How It Is Done continued...
The scope is slowly pulled out of your anus and the air escapes. Your anal area will be cleaned with tissues. If you are having cramps, passing gas may help relieve them.
The test usually takes 30 to 45 minutes, but it may take longer, depending upon what is found and what is done during the test.
After the test
After the test, you may need to stay at the clinic for 1 to 2 hours. Or you may be allowed to leave sooner with the person who will be driving you home. Your doctor will tell you when you can eat your normal diet and do your normal activities. Drink a lot of fluid after the test to replace the fluids you may have lost during the colon prep, but do not drink alcohol.
If you received a sedative during the test, do not drive, operate machinery, or sign legal documents for 24 hours after the test. Arrange to have someone drive you home after the test.
How It Feels
The colon prep will cause diarrhea. Some people also have cramping.
During the test, you may feel very sleepy and relaxed from the sedative and pain medicines. You may have cramping or feel brief, sharp pain when the scope is moved or air is blown into your colon. As the scope is moved up the colon, you may feel the need to have a bowel movement and pass gas. If you are having pain, tell your doctor.
The suction machine used to remove stool (feces) and secretions may be noisy but does not cause pain.
You will feel sleepy after the test for a few hours.
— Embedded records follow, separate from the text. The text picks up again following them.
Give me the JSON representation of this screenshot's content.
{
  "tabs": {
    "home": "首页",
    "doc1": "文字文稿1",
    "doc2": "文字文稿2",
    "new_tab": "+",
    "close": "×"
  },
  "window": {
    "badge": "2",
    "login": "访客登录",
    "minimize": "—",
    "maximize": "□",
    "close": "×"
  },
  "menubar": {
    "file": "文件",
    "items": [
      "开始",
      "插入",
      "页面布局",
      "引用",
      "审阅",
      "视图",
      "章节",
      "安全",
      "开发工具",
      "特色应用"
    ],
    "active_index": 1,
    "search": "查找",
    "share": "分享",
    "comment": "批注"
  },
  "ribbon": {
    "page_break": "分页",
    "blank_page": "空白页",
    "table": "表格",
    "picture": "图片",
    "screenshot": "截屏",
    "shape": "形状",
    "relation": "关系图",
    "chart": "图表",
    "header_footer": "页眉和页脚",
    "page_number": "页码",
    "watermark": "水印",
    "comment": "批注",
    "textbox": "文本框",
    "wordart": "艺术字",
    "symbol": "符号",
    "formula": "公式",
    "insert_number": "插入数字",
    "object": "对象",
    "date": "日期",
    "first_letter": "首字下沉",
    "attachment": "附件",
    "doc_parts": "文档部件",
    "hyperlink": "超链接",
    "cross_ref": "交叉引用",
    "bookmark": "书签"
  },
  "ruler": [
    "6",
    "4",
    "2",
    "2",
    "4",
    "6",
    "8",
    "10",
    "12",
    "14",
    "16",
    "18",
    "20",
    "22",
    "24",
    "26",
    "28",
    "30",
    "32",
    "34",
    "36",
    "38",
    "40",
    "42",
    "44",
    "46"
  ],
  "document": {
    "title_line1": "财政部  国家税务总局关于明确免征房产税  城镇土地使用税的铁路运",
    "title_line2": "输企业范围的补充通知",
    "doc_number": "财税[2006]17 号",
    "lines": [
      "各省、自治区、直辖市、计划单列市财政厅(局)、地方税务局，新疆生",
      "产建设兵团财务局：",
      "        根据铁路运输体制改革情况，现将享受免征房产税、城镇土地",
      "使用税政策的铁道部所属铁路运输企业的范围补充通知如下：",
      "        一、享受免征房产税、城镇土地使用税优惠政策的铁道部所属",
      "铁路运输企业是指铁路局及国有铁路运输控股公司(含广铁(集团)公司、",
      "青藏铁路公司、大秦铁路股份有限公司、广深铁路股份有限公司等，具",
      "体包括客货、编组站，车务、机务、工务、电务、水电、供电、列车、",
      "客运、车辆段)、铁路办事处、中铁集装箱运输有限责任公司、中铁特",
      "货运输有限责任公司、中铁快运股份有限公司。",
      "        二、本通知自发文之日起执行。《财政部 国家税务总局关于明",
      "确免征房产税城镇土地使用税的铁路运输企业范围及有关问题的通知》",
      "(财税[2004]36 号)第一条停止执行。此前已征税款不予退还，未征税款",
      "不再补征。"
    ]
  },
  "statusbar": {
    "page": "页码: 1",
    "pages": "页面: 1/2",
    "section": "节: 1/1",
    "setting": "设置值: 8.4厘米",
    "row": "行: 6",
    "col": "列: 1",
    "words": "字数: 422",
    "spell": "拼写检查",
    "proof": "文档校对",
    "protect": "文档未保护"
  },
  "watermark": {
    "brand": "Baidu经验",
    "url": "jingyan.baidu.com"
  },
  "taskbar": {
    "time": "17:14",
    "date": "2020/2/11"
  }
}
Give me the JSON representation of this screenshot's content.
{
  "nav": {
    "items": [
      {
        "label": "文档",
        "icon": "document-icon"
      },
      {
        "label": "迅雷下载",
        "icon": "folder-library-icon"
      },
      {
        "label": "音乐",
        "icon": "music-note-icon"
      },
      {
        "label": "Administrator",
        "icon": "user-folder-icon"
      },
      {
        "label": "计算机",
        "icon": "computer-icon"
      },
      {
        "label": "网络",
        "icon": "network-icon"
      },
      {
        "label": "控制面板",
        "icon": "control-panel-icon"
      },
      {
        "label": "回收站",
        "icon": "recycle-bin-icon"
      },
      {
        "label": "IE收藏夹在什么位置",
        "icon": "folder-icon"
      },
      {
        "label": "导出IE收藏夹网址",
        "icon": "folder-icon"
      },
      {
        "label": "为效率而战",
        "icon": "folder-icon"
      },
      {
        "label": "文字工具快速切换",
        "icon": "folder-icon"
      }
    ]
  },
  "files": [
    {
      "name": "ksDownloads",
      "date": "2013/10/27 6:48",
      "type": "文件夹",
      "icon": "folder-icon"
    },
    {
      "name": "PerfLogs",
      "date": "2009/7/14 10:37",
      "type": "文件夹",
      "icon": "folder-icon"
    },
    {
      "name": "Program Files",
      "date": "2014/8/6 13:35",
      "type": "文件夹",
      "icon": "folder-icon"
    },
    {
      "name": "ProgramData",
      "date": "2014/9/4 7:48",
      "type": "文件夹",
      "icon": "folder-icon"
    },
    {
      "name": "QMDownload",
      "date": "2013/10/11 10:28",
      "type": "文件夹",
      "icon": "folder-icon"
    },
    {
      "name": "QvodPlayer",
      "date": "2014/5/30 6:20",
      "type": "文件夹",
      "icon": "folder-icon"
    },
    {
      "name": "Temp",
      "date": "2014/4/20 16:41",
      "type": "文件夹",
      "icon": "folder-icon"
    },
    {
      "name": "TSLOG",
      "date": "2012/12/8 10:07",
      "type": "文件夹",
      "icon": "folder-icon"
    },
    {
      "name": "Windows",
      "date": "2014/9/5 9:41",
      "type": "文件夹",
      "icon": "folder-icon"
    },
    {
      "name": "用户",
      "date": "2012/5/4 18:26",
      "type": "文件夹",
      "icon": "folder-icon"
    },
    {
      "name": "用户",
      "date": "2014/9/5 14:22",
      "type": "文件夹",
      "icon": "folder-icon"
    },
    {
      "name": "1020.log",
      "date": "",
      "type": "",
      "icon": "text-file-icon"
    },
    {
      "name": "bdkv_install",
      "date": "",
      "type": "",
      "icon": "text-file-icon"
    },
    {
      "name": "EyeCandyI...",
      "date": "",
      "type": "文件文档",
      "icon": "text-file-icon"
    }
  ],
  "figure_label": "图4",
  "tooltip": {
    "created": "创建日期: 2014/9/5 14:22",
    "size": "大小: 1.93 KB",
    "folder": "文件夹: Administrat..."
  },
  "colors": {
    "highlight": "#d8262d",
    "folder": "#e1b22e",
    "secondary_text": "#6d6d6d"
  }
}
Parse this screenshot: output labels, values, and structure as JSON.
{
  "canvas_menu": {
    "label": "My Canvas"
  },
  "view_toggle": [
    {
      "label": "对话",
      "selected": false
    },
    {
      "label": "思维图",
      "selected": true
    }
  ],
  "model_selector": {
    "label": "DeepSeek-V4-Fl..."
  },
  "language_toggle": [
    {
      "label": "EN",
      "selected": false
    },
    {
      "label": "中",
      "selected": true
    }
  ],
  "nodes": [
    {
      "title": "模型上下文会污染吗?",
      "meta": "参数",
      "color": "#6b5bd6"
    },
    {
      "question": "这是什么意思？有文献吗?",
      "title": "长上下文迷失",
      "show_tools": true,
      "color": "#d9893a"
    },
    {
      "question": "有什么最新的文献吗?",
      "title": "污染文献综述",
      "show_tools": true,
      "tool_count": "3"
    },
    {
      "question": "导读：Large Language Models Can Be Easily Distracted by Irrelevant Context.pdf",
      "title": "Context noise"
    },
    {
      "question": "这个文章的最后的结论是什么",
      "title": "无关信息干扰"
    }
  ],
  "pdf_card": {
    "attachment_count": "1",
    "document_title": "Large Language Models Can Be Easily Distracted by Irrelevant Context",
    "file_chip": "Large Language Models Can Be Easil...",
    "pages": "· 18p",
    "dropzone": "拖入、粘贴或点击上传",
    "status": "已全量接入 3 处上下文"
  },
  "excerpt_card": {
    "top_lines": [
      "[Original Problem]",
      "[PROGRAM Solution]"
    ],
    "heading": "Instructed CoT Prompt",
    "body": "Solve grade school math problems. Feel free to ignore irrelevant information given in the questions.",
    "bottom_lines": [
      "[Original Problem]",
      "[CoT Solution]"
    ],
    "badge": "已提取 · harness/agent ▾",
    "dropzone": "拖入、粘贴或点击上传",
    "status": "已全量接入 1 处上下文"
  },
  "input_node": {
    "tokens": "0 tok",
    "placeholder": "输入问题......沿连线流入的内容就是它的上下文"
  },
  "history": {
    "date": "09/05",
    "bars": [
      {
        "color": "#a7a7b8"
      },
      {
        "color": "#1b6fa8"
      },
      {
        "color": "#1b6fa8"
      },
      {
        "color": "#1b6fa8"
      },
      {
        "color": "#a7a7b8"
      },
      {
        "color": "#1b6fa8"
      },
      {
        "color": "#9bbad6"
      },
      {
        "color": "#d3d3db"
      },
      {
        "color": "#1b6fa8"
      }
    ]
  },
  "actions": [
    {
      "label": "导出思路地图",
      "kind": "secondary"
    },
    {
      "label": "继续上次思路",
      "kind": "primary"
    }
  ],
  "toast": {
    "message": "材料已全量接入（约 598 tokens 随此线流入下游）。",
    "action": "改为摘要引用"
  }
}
Many people say they do not remember very much about the test because of the sedative.
After the test, you may have bloating or crampy gas pains and may need to pass some gas. If a biopsy was done or a polyp taken out, you may have traces of blood in your stool (feces) for a few days. If polyps were taken out, your doctor may instruct you to not take aspirin and nonsteroidal anti-inflammatory drugs (NSAIDs) for 7 to 14 days.